■ Records for this task
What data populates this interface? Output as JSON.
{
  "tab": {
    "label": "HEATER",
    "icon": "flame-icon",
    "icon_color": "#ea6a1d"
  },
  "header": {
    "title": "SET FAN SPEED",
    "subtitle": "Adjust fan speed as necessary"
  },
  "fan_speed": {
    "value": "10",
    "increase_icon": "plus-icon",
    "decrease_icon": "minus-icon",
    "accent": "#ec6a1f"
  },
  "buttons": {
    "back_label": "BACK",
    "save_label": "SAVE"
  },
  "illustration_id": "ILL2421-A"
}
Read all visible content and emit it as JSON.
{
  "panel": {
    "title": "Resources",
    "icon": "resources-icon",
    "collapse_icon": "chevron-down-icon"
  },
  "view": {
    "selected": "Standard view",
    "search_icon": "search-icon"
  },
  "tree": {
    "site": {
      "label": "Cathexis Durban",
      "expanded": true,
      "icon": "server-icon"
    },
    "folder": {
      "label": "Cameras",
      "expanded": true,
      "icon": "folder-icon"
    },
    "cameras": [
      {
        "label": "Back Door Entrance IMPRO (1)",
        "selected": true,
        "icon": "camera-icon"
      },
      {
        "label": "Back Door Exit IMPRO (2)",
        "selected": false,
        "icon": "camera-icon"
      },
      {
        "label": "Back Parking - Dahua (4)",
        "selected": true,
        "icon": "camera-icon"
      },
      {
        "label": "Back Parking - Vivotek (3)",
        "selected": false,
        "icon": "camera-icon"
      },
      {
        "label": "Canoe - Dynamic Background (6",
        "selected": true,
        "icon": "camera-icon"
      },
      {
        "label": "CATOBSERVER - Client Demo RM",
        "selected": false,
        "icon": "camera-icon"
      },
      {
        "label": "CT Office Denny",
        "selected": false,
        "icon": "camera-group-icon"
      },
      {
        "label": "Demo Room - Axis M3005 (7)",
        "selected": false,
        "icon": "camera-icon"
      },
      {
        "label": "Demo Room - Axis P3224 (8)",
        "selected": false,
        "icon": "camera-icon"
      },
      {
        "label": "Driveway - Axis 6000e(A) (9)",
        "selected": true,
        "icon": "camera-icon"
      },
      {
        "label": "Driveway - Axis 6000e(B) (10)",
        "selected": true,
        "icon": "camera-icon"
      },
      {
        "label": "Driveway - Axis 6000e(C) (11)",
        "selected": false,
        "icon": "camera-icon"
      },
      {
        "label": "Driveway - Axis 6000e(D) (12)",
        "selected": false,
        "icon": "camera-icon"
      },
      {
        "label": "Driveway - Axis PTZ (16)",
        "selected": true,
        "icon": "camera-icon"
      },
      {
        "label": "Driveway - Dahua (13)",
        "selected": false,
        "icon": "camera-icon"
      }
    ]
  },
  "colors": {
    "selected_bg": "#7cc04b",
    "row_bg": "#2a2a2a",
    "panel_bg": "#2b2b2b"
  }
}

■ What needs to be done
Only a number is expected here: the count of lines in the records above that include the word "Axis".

■ Answer section
7